ASSIGNMENT:
If a line in the records below holds the word "JSON", copy it.

SOURCE INFORMATION:
Start of Block

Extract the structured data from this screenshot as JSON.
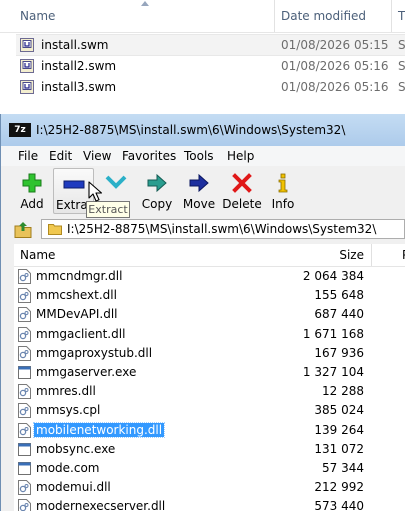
{
  "explorer": {
    "columns": {
      "name": "Name",
      "date": "Date modified",
      "type": "T"
    },
    "files": [
      {
        "name": "install.swm",
        "date": "01/08/2026 05:15",
        "type": "S",
        "selected": true
      },
      {
        "name": "install2.swm",
        "date": "01/08/2026 05:16",
        "type": "S"
      },
      {
        "name": "install3.swm",
        "date": "01/08/2026 05:16",
        "type": "S"
      }
    ]
  },
  "sevenzip": {
    "logo": "7z",
    "title": "I:\\25H2-8875\\MS\\install.swm\\6\\Windows\\System32\\",
    "menu": [
      "File",
      "Edit",
      "View",
      "Favorites",
      "Tools",
      "Help"
    ],
    "toolbar": {
      "add": "Add",
      "extract": "Extract",
      "test": "Test",
      "copy": "Copy",
      "move": "Move",
      "delete": "Delete",
      "info": "Info"
    },
    "tooltip": "Extract",
    "address": "I:\\25H2-8875\\MS\\install.swm\\6\\Windows\\System32\\",
    "list": {
      "columns": {
        "name": "Name",
        "size": "Size",
        "next": "P"
      },
      "rows": [
        {
          "name": "mmcndmgr.dll",
          "size": "2 064 384",
          "icon": "dll"
        },
        {
          "name": "mmcshext.dll",
          "size": "155 648",
          "icon": "dll"
        },
        {
          "name": "MMDevAPI.dll",
          "size": "687 440",
          "icon": "dll"
        },
        {
          "name": "mmgaclient.dll",
          "size": "1 671 168",
          "icon": "dll"
        },
        {
          "name": "mmgaproxystub.dll",
          "size": "167 936",
          "icon": "dll"
        },
        {
          "name": "mmgaserver.exe",
          "size": "1 327 104",
          "icon": "exe"
        },
        {
          "name": "mmres.dll",
          "size": "12 288",
          "icon": "dll"
        },
        {
          "name": "mmsys.cpl",
          "size": "385 024",
          "icon": "dll"
        },
        {
          "name": "mobilenetworking.dll",
          "size": "139 264",
          "icon": "dll",
          "selected": true
        },
        {
          "name": "mobsync.exe",
          "size": "131 072",
          "icon": "exe"
        },
        {
          "name": "mode.com",
          "size": "57 344",
          "icon": "exe"
        },
        {
          "name": "modemui.dll",
          "size": "212 992",
          "icon": "dll"
        },
        {
          "name": "modernexecserver.dll",
          "size": "573 440",
          "icon": "dll"
        }
      ]
    }
  },
  "colors": {
    "selection": "#3399ff",
    "titlebar": "#b9d3ee",
    "header_text": "#4c607a"
  }
}
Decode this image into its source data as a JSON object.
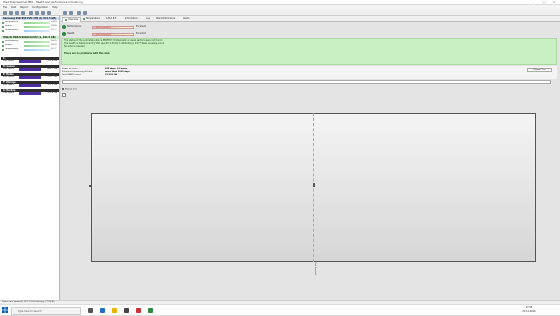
{
  "window": {
    "title": "Hard Disk Sentinel PRO - Health and performance monitoring"
  },
  "menu": [
    "File",
    "Disk",
    "Report",
    "Configuration",
    "Help"
  ],
  "sidebar": {
    "disk_header": "Samsung SSD 860 EVO 1TB (0, 931.5 GB)",
    "perf_rows": [
      {
        "label": "Performance",
        "value": "100%",
        "color": "#2b8a3e"
      },
      {
        "label": "Health",
        "value": "100%",
        "color": "#2b8a3e"
      },
      {
        "label": "Temperature",
        "value": "33 °C",
        "color": "#2b8a3e"
      }
    ],
    "disk_header2": "Hitachi HDS721010CLA332 (1, 931.5 GB)",
    "perf_rows2": [
      {
        "label": "Performance",
        "value": "100%",
        "color": "#2b8a3e"
      },
      {
        "label": "Health",
        "value": "100%",
        "color": "#2b8a3e"
      },
      {
        "label": "Temperature",
        "value": "35 °C",
        "color": "#2b8a3e"
      }
    ],
    "drives": [
      {
        "name": "C: ",
        "total": "465.7 GB",
        "free_label": "Free space",
        "free": "112.4 GB"
      },
      {
        "name": "D: Games",
        "total": "931.4 GB",
        "free_label": "Free space",
        "free": "466.1 GB"
      },
      {
        "name": "E: Media",
        "total": "931.5 GB",
        "free_label": "Free space",
        "free": "250.7 GB"
      },
      {
        "name": "F: Storage",
        "total": "931.5 GB",
        "free_label": "Free space",
        "free": "311.9 GB"
      },
      {
        "name": "G: Backup",
        "total": "465.7 GB",
        "free_label": "Free space",
        "free": "203.4 GB"
      }
    ]
  },
  "tabs": [
    "Overview",
    "Temperature",
    "S.M.A.R.T.",
    "Information",
    "Log",
    "Disk Performance",
    "Alerts"
  ],
  "health": [
    {
      "label": "Performance:",
      "bar_text": "100 % Excellent",
      "state": "Excellent"
    },
    {
      "label": "Health:",
      "bar_text": "100 % Excellent",
      "state": "Excellent"
    }
  ],
  "banner_lines": [
    "The status of the solid state disk is PERFECT. Problematic or weak sectors were not found.",
    "The health is determined by SSD specific S.M.A.R.T. attribute(s): #177 Wear Leveling Count",
    "No actions needed.",
    "",
    "There are no problems with this disk."
  ],
  "info": [
    {
      "key": "Power on time:",
      "value": "185 days, 15 hours"
    },
    {
      "key": "Estimated remaining lifetime:",
      "value": "more than 1000 days"
    },
    {
      "key": "Total NAND writes:",
      "value": "23,532 GB"
    }
  ],
  "detail_button": "Repeat Test",
  "checkbox_label": "Repeat test",
  "chart_axis_label": "Disk Sentinel",
  "status": "Status last updated: 23.11.2020 Monday 17:55:45",
  "taskbar": {
    "search_placeholder": "Type here to search",
    "time": "17:55",
    "date": "23.11.2020"
  }
}
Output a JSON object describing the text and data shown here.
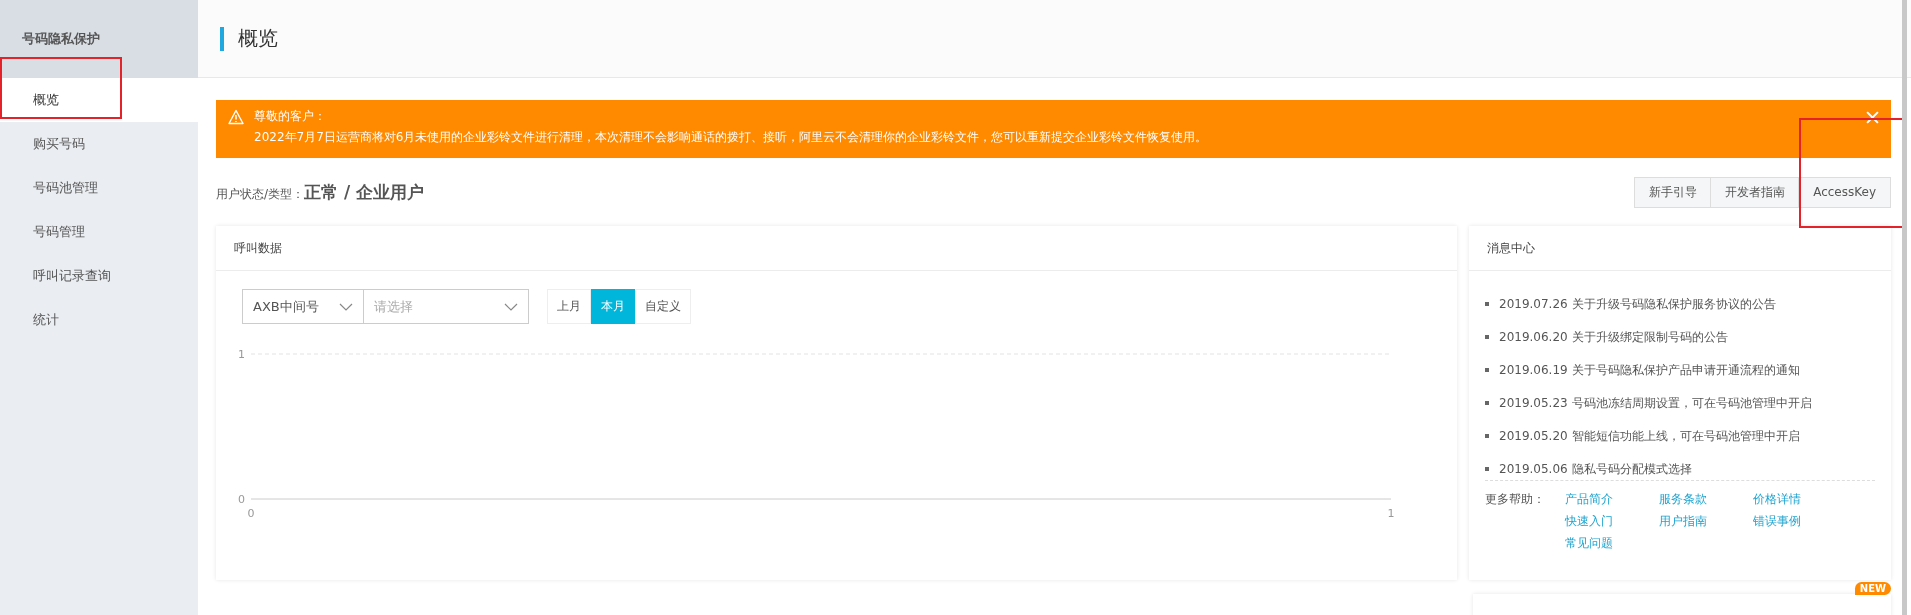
{
  "sidebar": {
    "title": "号码隐私保护",
    "items": [
      {
        "label": "概览",
        "selected": true,
        "highlighted": true
      },
      {
        "label": "购买号码",
        "selected": false,
        "highlighted": false
      },
      {
        "label": "号码池管理",
        "selected": false,
        "highlighted": false
      },
      {
        "label": "号码管理",
        "selected": false,
        "highlighted": false
      },
      {
        "label": "呼叫记录查询",
        "selected": false,
        "highlighted": false
      },
      {
        "label": "统计",
        "selected": false,
        "highlighted": false
      }
    ]
  },
  "page": {
    "title": "概览"
  },
  "alert": {
    "title": "尊敬的客户：",
    "message": "2022年7月7日运营商将对6月未使用的企业彩铃文件进行清理，本次清理不会影响通话的拨打、接听，阿里云不会清理你的企业彩铃文件，您可以重新提交企业彩铃文件恢复使用。"
  },
  "user_status": {
    "label": "用户状态/类型：",
    "value": "正常 / 企业用户"
  },
  "actions": [
    {
      "label": "新手引导",
      "highlighted": false
    },
    {
      "label": "开发者指南",
      "highlighted": false
    },
    {
      "label": "AccessKey",
      "highlighted": true
    }
  ],
  "call_data": {
    "title": "呼叫数据",
    "number_type": {
      "value": "AXB中间号"
    },
    "number_select": {
      "placeholder": "请选择"
    },
    "periods": [
      {
        "label": "上月",
        "selected": false
      },
      {
        "label": "本月",
        "selected": true
      },
      {
        "label": "自定义",
        "selected": false
      }
    ],
    "chart_data": {
      "type": "line",
      "xlim": [
        0,
        1
      ],
      "ylim": [
        0,
        1
      ],
      "xticks": [
        0,
        1
      ],
      "yticks": [
        0,
        1
      ]
    }
  },
  "messages": {
    "title": "消息中心",
    "items": [
      "2019.07.26 关于升级号码隐私保护服务协议的公告",
      "2019.06.20 关于升级绑定限制号码的公告",
      "2019.06.19 关于号码隐私保护产品申请开通流程的通知",
      "2019.05.23 号码池冻结周期设置，可在号码池管理中开启",
      "2019.05.20 智能短信功能上线，可在号码池管理中开启",
      "2019.05.06 隐私号码分配模式选择"
    ],
    "help_label": "更多帮助：",
    "help_links": [
      "产品简介",
      "服务条款",
      "价格详情",
      "快速入门",
      "用户指南",
      "错误事例",
      "常见问题"
    ]
  },
  "badge": "NEW"
}
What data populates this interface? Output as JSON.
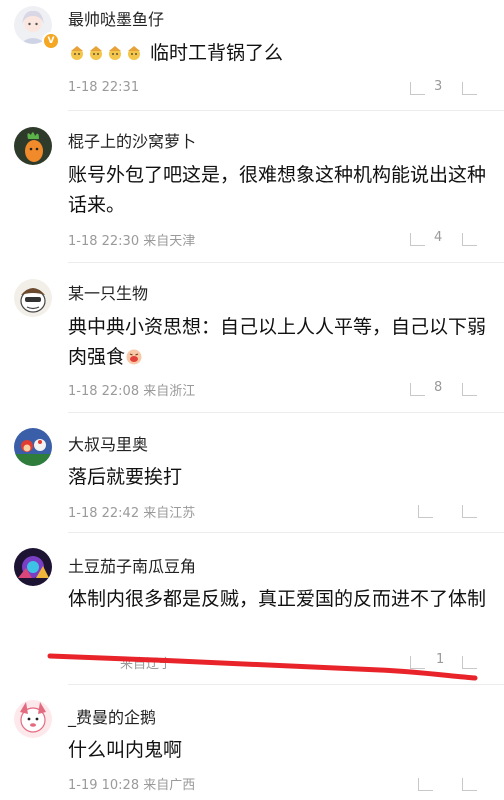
{
  "comments": [
    {
      "name": "最帅哒墨鱼仔",
      "text": "临时工背锅了么",
      "time": "1-18 22:31",
      "location": "",
      "count": "3",
      "avatar_icon": "anime-girl-avatar-icon",
      "verified": true,
      "emoji_prefix": "craftsman-emoji-x4"
    },
    {
      "name": "棍子上的沙窝萝卜",
      "text": "账号外包了吧这是，很难想象这种机构能说出这种话来。",
      "time": "1-18 22:30",
      "location": "来自天津",
      "count": "4",
      "avatar_icon": "radish-avatar-icon"
    },
    {
      "name": "某一只生物",
      "text": "典中典小资思想：自己以上人人平等，自己以下弱肉强食",
      "time": "1-18 22:08",
      "location": "来自浙江",
      "count": "8",
      "avatar_icon": "cartoon-creature-avatar-icon",
      "emoji_suffix": "drooling-face-emoji"
    },
    {
      "name": "大叔马里奥",
      "text": "落后就要挨打",
      "time": "1-18 22:42",
      "location": "来自江苏",
      "count": "",
      "avatar_icon": "mario-avatar-icon"
    },
    {
      "name": "土豆茄子南瓜豆角",
      "text": "体制内很多都是反贼，真正爱国的反而进不了体制",
      "time": "",
      "location": "来自辽宁",
      "count": "1",
      "avatar_icon": "game-art-avatar-icon"
    },
    {
      "name": "_费曼的企鹅",
      "text": "什么叫内鬼啊",
      "time": "1-19 10:28",
      "location": "来自广西",
      "count": "",
      "avatar_icon": "penguin-avatar-icon"
    }
  ],
  "colors": {
    "annotation_red": "#e8242a",
    "meta_gray": "#9a9a9a",
    "divider": "#ececec"
  }
}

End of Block

RESPONSE AREA:
Extract the structured data from this screenshot as JSON.
Decode this image into its source data as a JSON object.
Output a JSON object describing the text and data shown here.
What data populates this interface? Output as JSON.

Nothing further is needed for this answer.